If you need to display the results of **two** calculations in a **single cell**, the simplest way is by **concatenating** the results of 2 formulas together as text either using an ampersand (`&`

) or the `CONCATENATE`

function. If your formula results are numbers or dates that need formatting, you will have to do this using the `TEXT`

function inside the formula. The number format options on the menus will not work on text cells.

Every cell in Google sheets only allows for a single formula entry. So, the simple answer to this question is NO. You can’t display two formulas in one cell in Google sheets. What you **can** do is display two calculations in a single cell using a single formula.

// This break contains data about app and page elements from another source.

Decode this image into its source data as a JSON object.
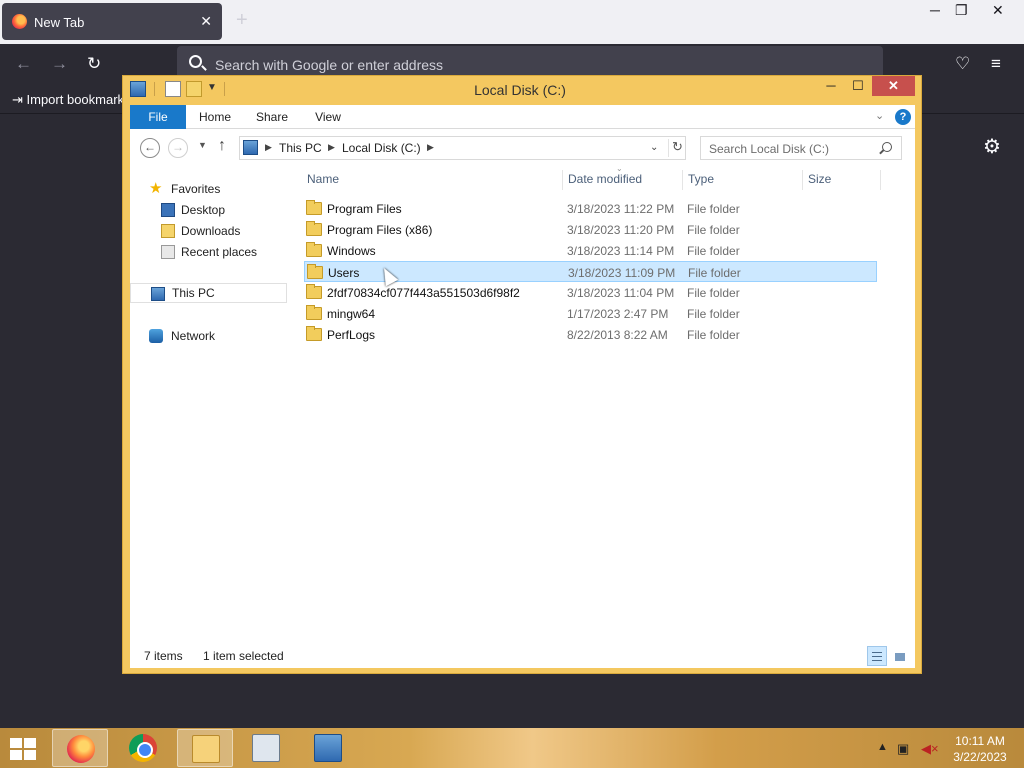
{
  "browser": {
    "tab_title": "New Tab",
    "tab_close": "✕",
    "new_tab_symbol": "+",
    "window_min": "─",
    "window_restore": "❐",
    "window_close": "✕",
    "address_placeholder": "Search with Google or enter address",
    "import_bookmarks": "Import bookmarks",
    "icons": [
      "back-arrow-icon",
      "forward-arrow-icon",
      "reload-icon",
      "pocket-icon",
      "hamburger-menu-icon",
      "settings-gear-icon"
    ]
  },
  "explorer": {
    "title": "Local Disk (C:)",
    "controls": {
      "minimize": "─",
      "maximize": "☐",
      "close": "✕"
    },
    "ribbon_tabs": [
      "File",
      "Home",
      "Share",
      "View"
    ],
    "help": "?",
    "breadcrumb": [
      "This PC",
      "Local Disk (C:)"
    ],
    "search_placeholder": "Search Local Disk (C:)",
    "nav_pane": {
      "favorites": "Favorites",
      "favorites_items": [
        "Desktop",
        "Downloads",
        "Recent places"
      ],
      "this_pc": "This PC",
      "network": "Network"
    },
    "columns": [
      "Name",
      "Date modified",
      "Type",
      "Size"
    ],
    "files": [
      {
        "name": "Program Files",
        "date": "3/18/2023 11:22 PM",
        "type": "File folder",
        "selected": false
      },
      {
        "name": "Program Files (x86)",
        "date": "3/18/2023 11:20 PM",
        "type": "File folder",
        "selected": false
      },
      {
        "name": "Windows",
        "date": "3/18/2023 11:14 PM",
        "type": "File folder",
        "selected": false
      },
      {
        "name": "Users",
        "date": "3/18/2023 11:09 PM",
        "type": "File folder",
        "selected": true
      },
      {
        "name": "2fdf70834cf077f443a551503d6f98f2",
        "date": "3/18/2023 11:04 PM",
        "type": "File folder",
        "selected": false
      },
      {
        "name": "mingw64",
        "date": "1/17/2023 2:47 PM",
        "type": "File folder",
        "selected": false
      },
      {
        "name": "PerfLogs",
        "date": "8/22/2013 8:22 AM",
        "type": "File folder",
        "selected": false
      }
    ],
    "status": {
      "item_count": "7 items",
      "selection": "1 item selected"
    },
    "colors": {
      "frame": "#f4c860",
      "file_tab": "#1979ca",
      "selection": "#cce8ff",
      "close_button": "#c7504d"
    }
  },
  "taskbar": {
    "apps": [
      "firefox-icon",
      "chrome-icon",
      "file-explorer-icon",
      "calculator-icon",
      "remote-desktop-icon"
    ],
    "tray_icons": [
      "show-hidden-icons-chevron",
      "network-icon",
      "volume-muted-icon"
    ],
    "time": "10:11 AM",
    "date": "3/22/2023"
  }
}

I’ll show you how to do that using `GOOGLEFINANCE`

to display stock and index price changes since yesterday, both as an amount and a percentage in the same cell. Here’s the example sheet if you want to follow along or just jump in and see how it’s done.

## How to concatenate (join) formulas as text

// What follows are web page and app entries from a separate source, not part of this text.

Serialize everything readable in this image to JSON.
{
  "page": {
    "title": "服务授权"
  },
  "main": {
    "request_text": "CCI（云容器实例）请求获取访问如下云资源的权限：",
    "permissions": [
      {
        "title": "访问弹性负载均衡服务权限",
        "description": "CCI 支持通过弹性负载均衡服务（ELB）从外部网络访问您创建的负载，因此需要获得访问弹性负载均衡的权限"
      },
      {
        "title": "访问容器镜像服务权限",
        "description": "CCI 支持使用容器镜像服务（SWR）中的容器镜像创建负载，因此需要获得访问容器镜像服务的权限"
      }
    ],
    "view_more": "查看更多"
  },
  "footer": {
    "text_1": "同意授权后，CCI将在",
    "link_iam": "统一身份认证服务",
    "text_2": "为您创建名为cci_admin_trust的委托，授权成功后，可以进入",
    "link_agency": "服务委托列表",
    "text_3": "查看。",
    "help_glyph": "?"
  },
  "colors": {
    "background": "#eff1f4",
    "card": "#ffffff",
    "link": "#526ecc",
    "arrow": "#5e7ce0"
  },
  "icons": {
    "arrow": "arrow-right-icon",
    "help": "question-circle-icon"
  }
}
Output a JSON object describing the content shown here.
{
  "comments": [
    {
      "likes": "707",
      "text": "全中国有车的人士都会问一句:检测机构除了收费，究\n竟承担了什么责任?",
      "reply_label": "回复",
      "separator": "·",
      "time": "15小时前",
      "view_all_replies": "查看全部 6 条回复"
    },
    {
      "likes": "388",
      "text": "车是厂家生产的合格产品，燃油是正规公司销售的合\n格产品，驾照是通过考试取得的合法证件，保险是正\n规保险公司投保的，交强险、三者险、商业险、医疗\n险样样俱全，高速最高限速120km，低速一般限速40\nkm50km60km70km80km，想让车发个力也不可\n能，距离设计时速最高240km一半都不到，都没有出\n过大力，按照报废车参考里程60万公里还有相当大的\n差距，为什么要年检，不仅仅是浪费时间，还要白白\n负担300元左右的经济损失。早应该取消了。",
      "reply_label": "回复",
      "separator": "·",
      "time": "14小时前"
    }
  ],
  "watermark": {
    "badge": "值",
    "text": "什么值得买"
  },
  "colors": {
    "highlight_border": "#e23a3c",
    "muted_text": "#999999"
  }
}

If your formula returns a number, joining it to another formula will return the results of both as TEXT (a string).

There are 2 easy ways to join formulas in Google Sheets. Using the CONCATENATE function or the ampersand (&) operator.

`CONCATENATE(string1, [string2, ...])`

Concatenate will accept many arguments and join them all together as text, i.e:`=CONCATENATE(5, " is ", "alive!")`

would return`5 is alive!`

You can use it to join formulas, cells and numbers and turn them into a string.

The shorthand operator that does the same thing is **ampersand** **(&)**, it acts as a synonym for CONCATENATE().

The ampersand operator&You can also use it to join formulas, cells, and number and turn them into a string.`=5&" is "&"alive!"`

would return`5 is alive!`

## How to format numbers in text strings

When you have a number in a formula that is being joined to another and displayed as part of a string, then Google Sheets won’t be able to format your number using the standard **Format > Number** menu choices. Or even any custom number format you may have defined. This is because these rules work on the value of the cell, and your value will contain the results of 2 formulas.

The solution is to use the `TEXT`

function to format the number within the formula.

`TEXT(number, format)`

The TEXT function is the way to apply a custom number format to a number within a formula. It accepts 2 parameters:`number`

- The number, date, or time to format.`format`

- The pattern by which to format the number, enclosed in quotation marks. For example:`=TEXT(100,"#.00")`

would return`100.00`

There are a lot of number and date format combinations, checkout custom number format help, to see them all.

## Putting it together – 2 formulas in one cell

In our example finance sheet, we retrieve stock and index prices using the GOOGLEFINANCE function. You can tell GOOGLEFINANCE to return a specific attribute of a symbol such as “`change`

” or “`changepct`

“. We want **both**, but we want to display them together in one cell, and also format our percentage change so it displays in brackets.

We do this by concatenating both the values together using ampersand (`&`

) and formatting the percentage change using `TEXT`

and our custom number format of “` (0.0\%); (-0.0\%)`

“. That format will add a space in front of and show the percent change inside brackets, and to one decimal place for both negative and positive values. We’ve added the backslash to the format so that it will display a percent symbol and not format the numbers as a percent (as they already are a percentage when returned from google finance).

`=GOOGLEFINANCE(C2,"change")`**&TEXT(**GOOGLEFINANCE(C2,"changepct")," (0.0\%); (-0.0\%)")

We also added 2 custom format rules to the example sheet that color the price change rows. Just like the number format, you can’t use the rules based on the value of the cell, because that is now your custom text. So we format the rows based on the value of another GOOGLEFINANCE call.

Checkout the example finance sheet, to see how it all works together!